10 Big Lessons You Learn From Toxic Relationships

If you didn’t learn anything from your last failed relationship, you weren’t paying close enough attention. Every relationship has something to teach us, but the toxic ones are full of the hardest, most necessary lessons of all. Here are just a few of them.

  1. You learn to notice red flags earlier. Not only do you notice red flags earlier but you actually refuse to ignore them. The problem with many new relationships is that we’re willing to overlook the glaring red flags, dismissing them as not a big deal or something we can “fix” later on.
  2. You learn to listen to friends and family. While your friends and family may not love every single person you date because they’re outside the relationship, they can see who’s a bad apple far clearer than you can. After a toxic relationship, one which your friends and family probably gave you their two cents about, you become more willing to listen to them. You realize that they can see things that you just can’t and you become grateful for it instead of annoyed.
  3. You learn to go with your gut. Although our gut can fail us sometimes, it knows what’s up for the most part. Instinct and intuition are amazingly strong feelers when it comes to a bad situation. Once you’ve been in a toxic relationship, you know how it feels when things just aren’t right so you never ignore your instinct again.
  4. You learn your worth. Toxic relationships come in all forms, from physically abusive to mentally and emotionally abusive and a whole slew in between. No matter what type of toxicity you’re up against, your self-esteem and self-worth drops as your partner does their best to keep you down. But once you’re on the other side of a toxic relationship, you finally see what you’re worth and it’s all whole lot more than how you’ve been treated.
  5. You learn you can’t change people. Sometimes, even when we’re in toxic relationships, we can have a moment of clarity where we realize the relationship just isn’t right. While some may see that wake-up call as a reason to run, others see it as an opportunity to change their partner. But learn this now and learn it well: you can’t change people. You just can’t.
  6. You learn to put yourself first. It is in no way selfish to put yourself first, even if you’re in a relationship. When you put yourself first and practice a healthy amount of self-care, you’re more likely to be in tune to your relationship and see it for what it really is.
  7. You learn to set boundaries. When you understand how important it is to have boundaries, you’re able to protect yourself better. A toxic relationship is usually one where boundaries are overstepped and disregarded. If you learn to set boundaries early on and don’t waver in them, you can continue to protect yourself from going down another toxic rabbit hole.
  8. You learn to stand up for yourself. The only way to get out of a toxic relationship is to stand up for yourself, push back, and go. For those who have never been able to stand up for themselves, a toxic relationship can finally teach them how to do it, as well as how to no longer accept the lies, manipulation, and BS but instead fight against it and get the eff out.
  9. You learn what it means to settle. Sadly, too many people in life settle. We see people settle in their jobs, in their life choices, and in their relationships. Settling should never be an option because everyone deserves top-notch. Settling is essentially giving up, refusing to fight for the change you want to see and feel, and basically accepting, with open arms, everything that comes your way. That’s no way to live or love.
  10. You learn to forgive yourself. So, you were in a toxic relationship? It’s OK! Many people find themselves in unhealthy relationships and are able to bounce back. You weren’t stupid or foolish so you shouldn’t shame yourself for feeling how you did. Every time we get involved in a relationship, we take a risk. Taking a risk is part of life and is a necessary component to growing and evolving. When you’re finally free of your toxic relationship, you will have learned to forgive yourself and appreciate the lessons you learned along the way.
Amanda Chatel is a sexual health, mental health, and wellness journalist with more than a decade of experience. Her work has been featured in Shape, Glamour, SELF, Harper's Bazaar, The Atlantic, Forbes, Elle, Mic, Men's Health and Bustle, where she was a lifestyle writer for seven years. In 2019, The League included Amanda in their "15 Inspirational Feminists Every Single Person Should Follow on Twitter" list.
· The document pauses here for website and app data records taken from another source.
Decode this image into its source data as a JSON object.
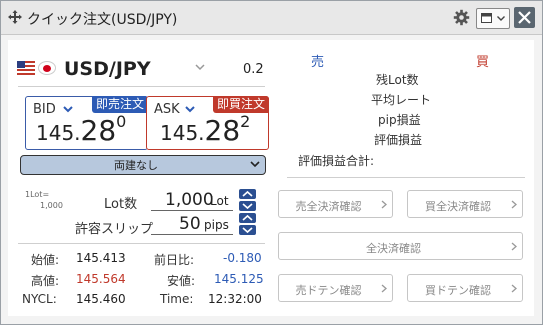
{
  "window": {
    "title": "クイック注文(USD/JPY)"
  },
  "pair": {
    "name": "USD/JPY",
    "spread": "0.2"
  },
  "bid": {
    "label": "BID",
    "button": "即売注文",
    "price_main": "145.",
    "price_big": "28",
    "price_sup": "0"
  },
  "ask": {
    "label": "ASK",
    "button": "即買注文",
    "price_main": "145.",
    "price_big": "28",
    "price_sup": "2"
  },
  "position_select": {
    "value": "両建なし"
  },
  "lot_note": {
    "line1": "1Lot=",
    "line2": "1,000"
  },
  "lot": {
    "label": "Lot数",
    "value": "1,000",
    "unit": "Lot"
  },
  "slippage": {
    "label": "許容スリップ",
    "value": "50",
    "unit": "pips"
  },
  "stats": {
    "open_label": "始値:",
    "open_value": "145.413",
    "prev_label": "前日比:",
    "prev_value": "-0.180",
    "high_label": "高値:",
    "high_value": "145.564",
    "low_label": "安値:",
    "low_value": "145.125",
    "nycl_label": "NYCL:",
    "nycl_value": "145.460",
    "time_label": "Time:",
    "time_value": "12:32:00"
  },
  "summary": {
    "sell_header": "売",
    "buy_header": "買",
    "rows": [
      "残Lot数",
      "平均レート",
      "pip損益",
      "評価損益"
    ],
    "total_label": "評価損益合計:"
  },
  "buttons": {
    "sell_all": "売全決済確認",
    "buy_all": "買全決済確認",
    "all": "全決済確認",
    "sell_doten": "売ドテン確認",
    "buy_doten": "買ドテン確認"
  },
  "colors": {
    "bid": "#2d5bb5",
    "ask": "#c0392b",
    "negative": "#2d5bb5",
    "high": "#c0392b",
    "low": "#2d5bb5"
  }
}
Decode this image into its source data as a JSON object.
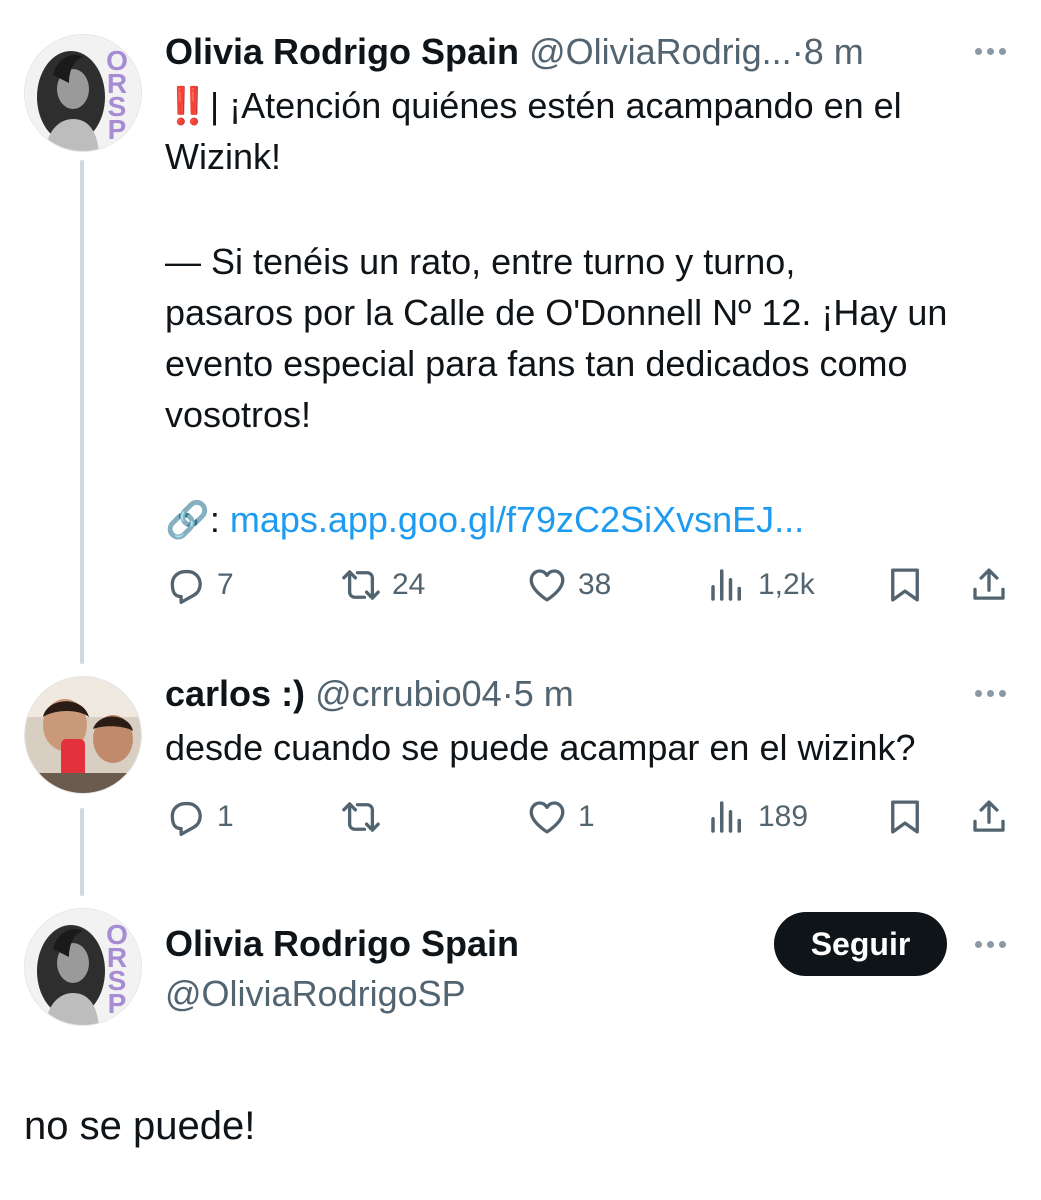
{
  "tweets": [
    {
      "display_name": "Olivia Rodrigo Spain",
      "handle": "@OliviaRodrig...",
      "separator": "·",
      "time": "8 m",
      "emoji": "‼️",
      "text_line1": "| ¡Atención quiénes estén acampando en el",
      "text_line2": "Wizink!",
      "text_para2": [
        "— Si tenéis un rato, entre turno y turno,",
        "pasaros por la Calle de O'Donnell Nº 12. ¡Hay un",
        "evento especial para fans tan dedicados como",
        "vosotros!"
      ],
      "link_prefix": "🔗: ",
      "link_text": "maps.app.goo.gl/f79zC2SiXvsnEJ...",
      "stats": {
        "replies": "7",
        "retweets": "24",
        "likes": "38",
        "views": "1,2k"
      }
    },
    {
      "display_name": "carlos :)",
      "handle": "@crrubio04",
      "separator": "·",
      "time": "5 m",
      "text": "desde cuando se puede acampar en el wizink?",
      "stats": {
        "replies": "1",
        "retweets": "",
        "likes": "1",
        "views": "189"
      }
    }
  ],
  "main_tweet": {
    "display_name": "Olivia Rodrigo Spain",
    "handle": "@OliviaRodrigoSP",
    "follow_label": "Seguir",
    "text": "no se puede!"
  },
  "avatar_badge_letters": [
    "O",
    "R",
    "S",
    "P"
  ],
  "colors": {
    "link": "#1d9bf0",
    "muted": "#536471",
    "badge": "#a78bd3",
    "button": "#0f1419"
  },
  "icons": [
    "reply-icon",
    "retweet-icon",
    "like-icon",
    "views-icon",
    "bookmark-icon",
    "share-icon",
    "more-icon",
    "link-icon"
  ]
}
Amanda has a bachelor's degree in English and master's degree in Creative Writing from the University of New Hampshire. She divides her time between NYC, Paris, and Barcelona.

You can follow her on Instagram @la_chatel or on Twitter @angrychatel.